Ever since Boris tried his first bowl of split pea soup over the summer, and with startling regularity, he has been HOUNDING me to find a good recipe for one so that we could make it at home. It’s taken a while for us to get around to it, not because I didn’t have a good recipe, because I did, it’s just that I tend to see split pea as a 3 season soup, and not one I generally feel like cooking in the heat of the summer. Now that cooler weather is upon us, Boris is getting his reward, and it is coming courtesy of none other than our good friend, chef Thomas Keller.
I received Keller’s latest cookbook, Ad Hoc at Home for my birthday in September, and upon my first reading, decided that when the time was right, Boris and I would make his split pea soup with ham hock, fresh peas and mint, as it looked to be an excellent interpretation of the classic soup.
We decided to alter his method in three places to speed up our weeknight production, and to keep things simpler at the table. Keller recommends cooling the stock after removing the aromatic vegetables, and before adding back the split peas and the ham hock (this to help the split peas cook more evenly, which given that we were going to puree them, didn’t seem to be worth the extra time and effort to me), we just threw the peas and hock back into the hot stock and started the second cooking. Keller also has you serve the blanched peas and crème fraîche along side the soup as a garnish, and we decided to add them both to the hot soup before pureeing, keeping just the diced ham hock and mint as serving garnishes. We loved the resulting soup, with its fully pureed texture, and the smooth tang of the crème fraîche incorporated in the base soup, if you like split pea soup, you are gonna be in heaven with this one.
The only thing I would change the next time we make this (and Boris agrees), will be to work a little harder to find a smoked hock as the recipe calls for. The only one we were able to get was cured but not smoked, and we all felt that while the flavor was excellent, rich with the aromatics from the enhanced chicken stock, a little smokiness would make it even better.
This one comes with Boris’ seal of approval, a high honor indeed.
Cheers – Steve
- 3 tablespoons canola oil
- 2 cups thinly sliced carrots
- 2 cups coarsely chopped leeks

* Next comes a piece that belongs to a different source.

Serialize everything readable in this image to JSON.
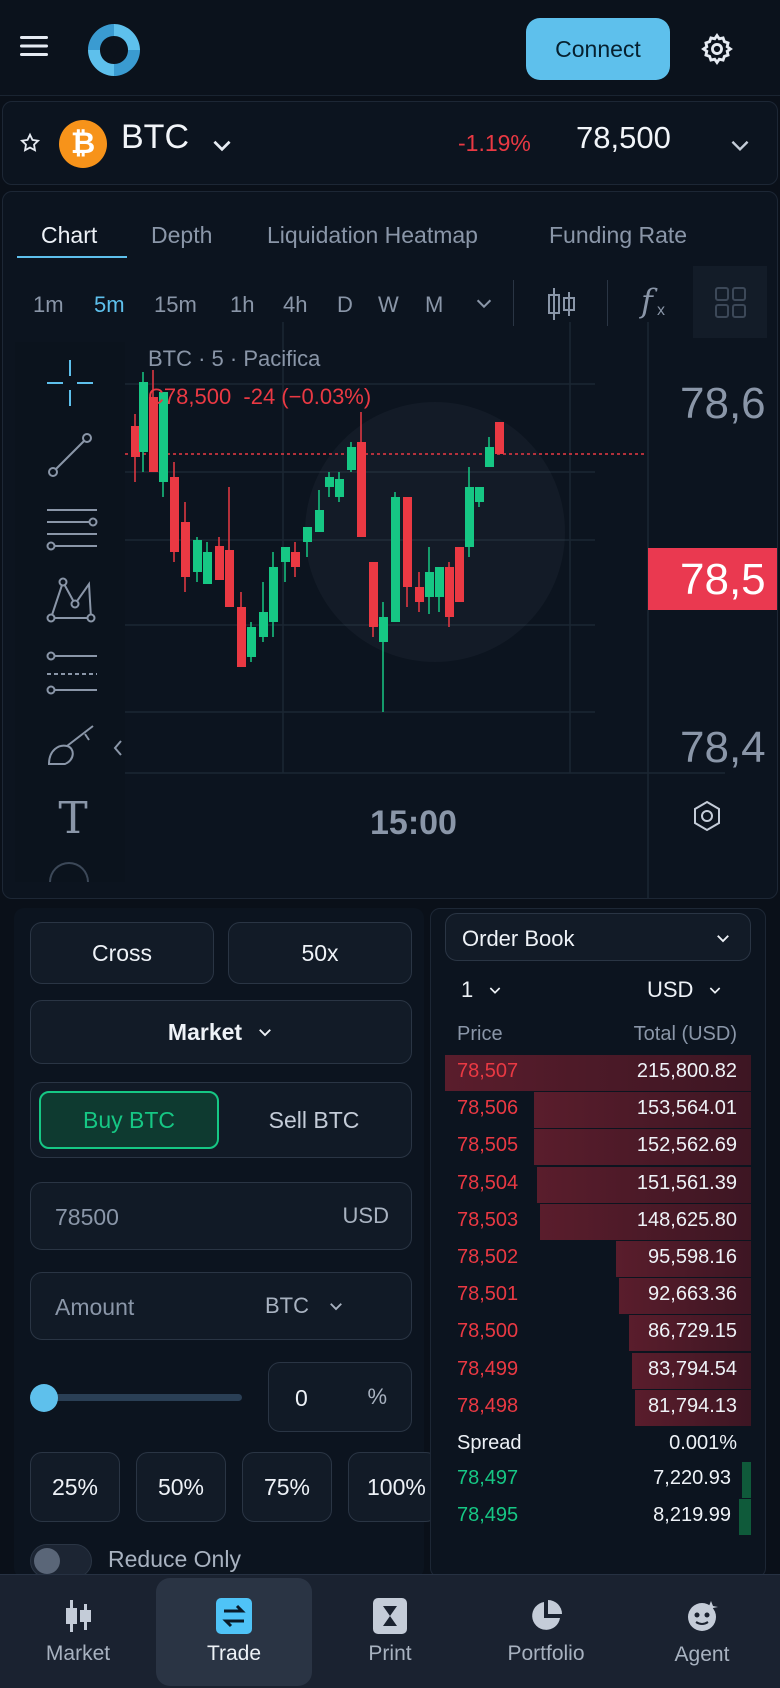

- 2 cups coarsely chopped onions
- Kosher salt
- 1 smoked ham hock (about 1 pound)
- 3 quarts chicken stock
- 1 pound (about 2 cups) split peas, small stones removed, rinsed
- 1 to 2 tablespoons red wine vinegar

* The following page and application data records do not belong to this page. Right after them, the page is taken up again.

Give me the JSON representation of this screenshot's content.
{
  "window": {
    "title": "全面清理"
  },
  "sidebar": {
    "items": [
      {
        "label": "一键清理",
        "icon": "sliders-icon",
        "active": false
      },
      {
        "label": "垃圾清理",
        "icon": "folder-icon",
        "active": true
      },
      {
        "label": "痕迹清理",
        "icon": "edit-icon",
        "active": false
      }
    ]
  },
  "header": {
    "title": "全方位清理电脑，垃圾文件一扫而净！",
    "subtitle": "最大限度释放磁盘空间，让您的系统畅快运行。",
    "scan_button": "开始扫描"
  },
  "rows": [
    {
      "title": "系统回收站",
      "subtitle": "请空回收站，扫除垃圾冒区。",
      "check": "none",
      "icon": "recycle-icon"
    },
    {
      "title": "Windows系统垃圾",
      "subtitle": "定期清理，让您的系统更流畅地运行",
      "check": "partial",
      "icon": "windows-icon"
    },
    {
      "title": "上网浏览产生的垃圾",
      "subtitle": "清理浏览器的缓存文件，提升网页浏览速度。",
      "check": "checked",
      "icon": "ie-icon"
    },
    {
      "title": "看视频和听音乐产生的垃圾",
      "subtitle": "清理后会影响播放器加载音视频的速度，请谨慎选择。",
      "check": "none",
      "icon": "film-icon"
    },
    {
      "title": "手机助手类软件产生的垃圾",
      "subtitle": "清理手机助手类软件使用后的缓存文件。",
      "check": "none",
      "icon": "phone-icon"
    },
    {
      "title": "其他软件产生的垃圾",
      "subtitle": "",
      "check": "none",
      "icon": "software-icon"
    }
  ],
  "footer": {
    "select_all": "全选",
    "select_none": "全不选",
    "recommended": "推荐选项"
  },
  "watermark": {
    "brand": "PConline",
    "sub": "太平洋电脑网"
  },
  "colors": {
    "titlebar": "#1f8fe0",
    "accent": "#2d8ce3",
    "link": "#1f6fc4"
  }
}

- Freshly ground black pepper
- 2 cups peas, blanched
- 1/2 cup crème fraîche or sour cream
- Heat the canola oil in an 8 to 10 quart stock pot over medium heat. Add the carrots, leeks, onions, and a generous pinch of salt. Reduce the heat to low, cover with a parchment lid, and cook very slowly, stirring occasionally, for 35-40 minutes, until the vegetables are tender. Remove and discard the parchment lid.
- Add the ham hock and chicken stock, bring to a simmer and simmer for 45 minutes. Strain the stock into a bowl, and discard the used vegetables. Return the stock and the ham hock to the pot, add the split peas and bring to a simmer. Simmer for 1 hour, or until the split peas are completely soft (do not worry if the peas start to break apart, as they will be pureed).
- Remove the soup from the heat, and remove and reserve the ham hock. Season the soup with 1 tablespoon vinegar and salt to taste, and add the blanched peas and crème fraîche. Transfer some of the soup to a blender, filling it only about 1/3 full, and blend on a very low speed until pureed. Transfer to a bowl and puree the rest of the soup in batches. Taste for seasoning, adding more vinegar, salt or pepper to taste. The soup can be refrigerated up to 2 days. It will continue to thicken as it cools, add a bit of stock or water when reheating if it becomes too thick.
- Pull away and discard the skin and fat from the ham hock. Trim the meat and cut into bite-sized dice.
- To serve, reheat the soup and ladle into warm bowls, passing the diced meat and mint leaves as garnishes.